As he mentioned in his last editorial (November/December 2014 issue, pg. 44), Frank Di Giacomo is “retiring” as publisher of METRO, but is still very much involved in the magazine, working on strategic partnerships and other projects as VP/publisher emeritus. Fortunately, I have the privilege of working closely with Frank, and he will continue to impart his decades of industry experience and knowledge to me and to METRO, in general. Thank you, Frank, for the fantastic work you’ve done in delivering a first-rate publication, and thank you for passing on the baton to me.
U.K. separates commercial and policy concerns
For my first column, I decided to compare the U.S. public transport industry with that of the U.K., where I grew up. In doing so, I detect two very different underlying philosophies at work. What’s even more interesting, though, is how the philosophies of the two countries’ industries are beginning to converge, which has lessons for each.
In the U.K., there is not much dispute that public transport is considered a vital part of the country’s infrastructure and essential to economic development.

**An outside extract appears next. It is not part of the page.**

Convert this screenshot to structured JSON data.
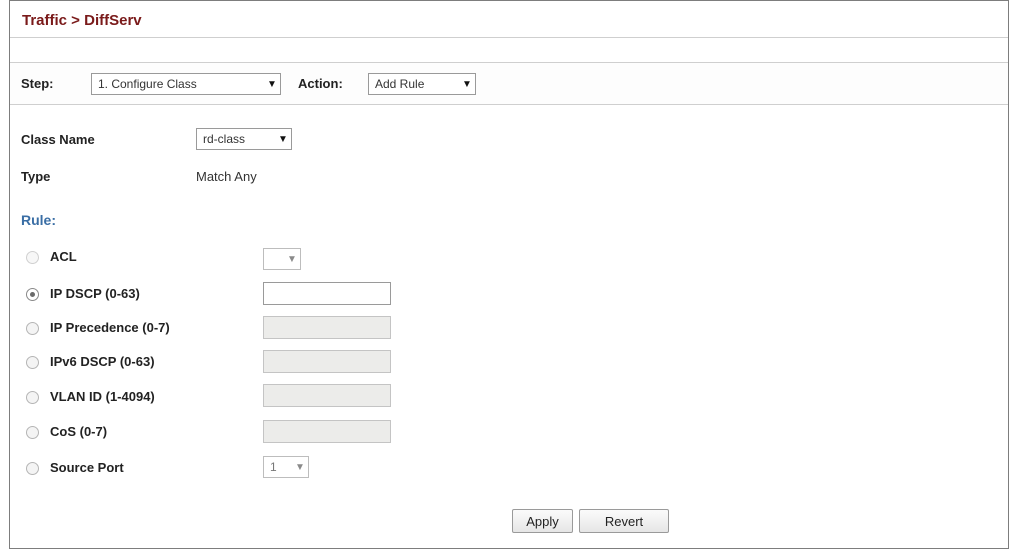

British gasoline taxes are about 61% of the total price of petrol at the pump, according to a recent article in the London-based The Telegraph, which is the equivalent of about $8.27 per U.S. gallon. This means that the decision whether to drive is a pretty conscious one and other travel options are important. In the U.S., driving is almost considered a right — the word “freeways” is revealing.
Differences in distances also matter. Many English have never even been to Scotland, but Edinburgh and London are about as far apart as Los Angeles and San Francisco or Washington, D.C. and New York. But you would never hear many people in any of those cities saying the same thing about their counterparts.

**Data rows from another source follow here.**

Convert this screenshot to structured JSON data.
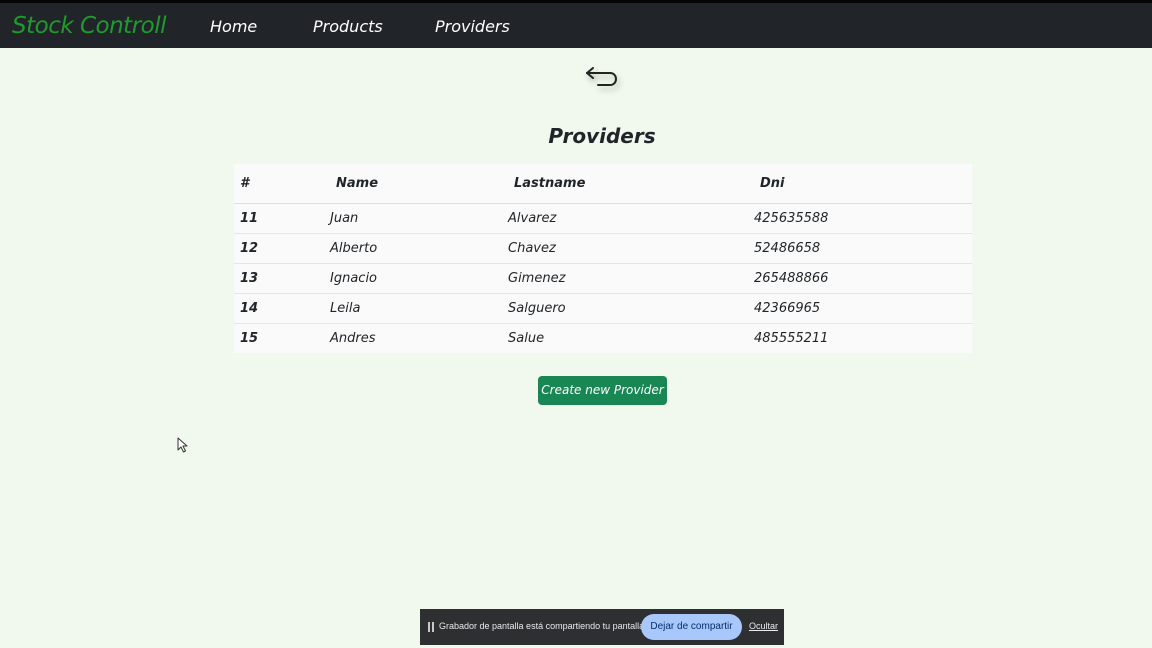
{
  "navbar": {
    "brand": "Stock Controll",
    "links": [
      "Home",
      "Products",
      "Providers"
    ]
  },
  "back_icon": "back-arrow-icon",
  "page": {
    "title": "Providers"
  },
  "table": {
    "headers": [
      "#",
      "Name",
      "Lastname",
      "Dni"
    ],
    "rows": [
      [
        "11",
        "Juan",
        "Alvarez",
        "425635588"
      ],
      [
        "12",
        "Alberto",
        "Chavez",
        "52486658"
      ],
      [
        "13",
        "Ignacio",
        "Gimenez",
        "265488866"
      ],
      [
        "14",
        "Leila",
        "Salguero",
        "42366965"
      ],
      [
        "15",
        "Andres",
        "Salue",
        "485555211"
      ]
    ]
  },
  "actions": {
    "create_label": "Create new Provider"
  },
  "share_bar": {
    "message": "Grabador de pantalla está compartiendo tu pantalla.",
    "stop_label": "Dejar de compartir",
    "hide_label": "Ocultar"
  },
  "colors": {
    "background": "#f1f9ee",
    "navbar": "#212529",
    "brand": "#1e9b2c",
    "button": "#198754"
  }
}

Ironically, though, U.S. public transport is far more socialized than the American industry, a result of significant changes made during the 1980s. Much of this was because the British economy and government budget were in dire straits. To Brits, the heavily subsidized U.S. industry looks a lot like the 1970s, when local governments directly ran bus and rail services. Now, with a few exceptions, public transport services are privately provided, either through franchises, subsidized contracts or even open competition in many local markets with several private operators.
Government still has an important role, however. The county passenger transport executives are similar to the regional transit authorities in the U.S. and Canada, except that they focus on regulating safety and quality, and manage the public investments and ensure that everyone has access to the services they need.
Both can learn from each other
This is not to say that U.S. and American professionals have little to say to each other. On the contrary, many European operators are taking their expertise in operating in a more commercial environment to interested U.S. cities, such as Las Vegas, San Diego, Denver, New York and Phoenix. And many in the U.S. are proposing a higher gas tax, especially when prices are so low, not only to help pay for greater investment but also to help incentivize using public transport, just as Europe has done.
I look forward to such exchanges in my new role here at METRO. Please drop me a line at firstname.lastname@example.org.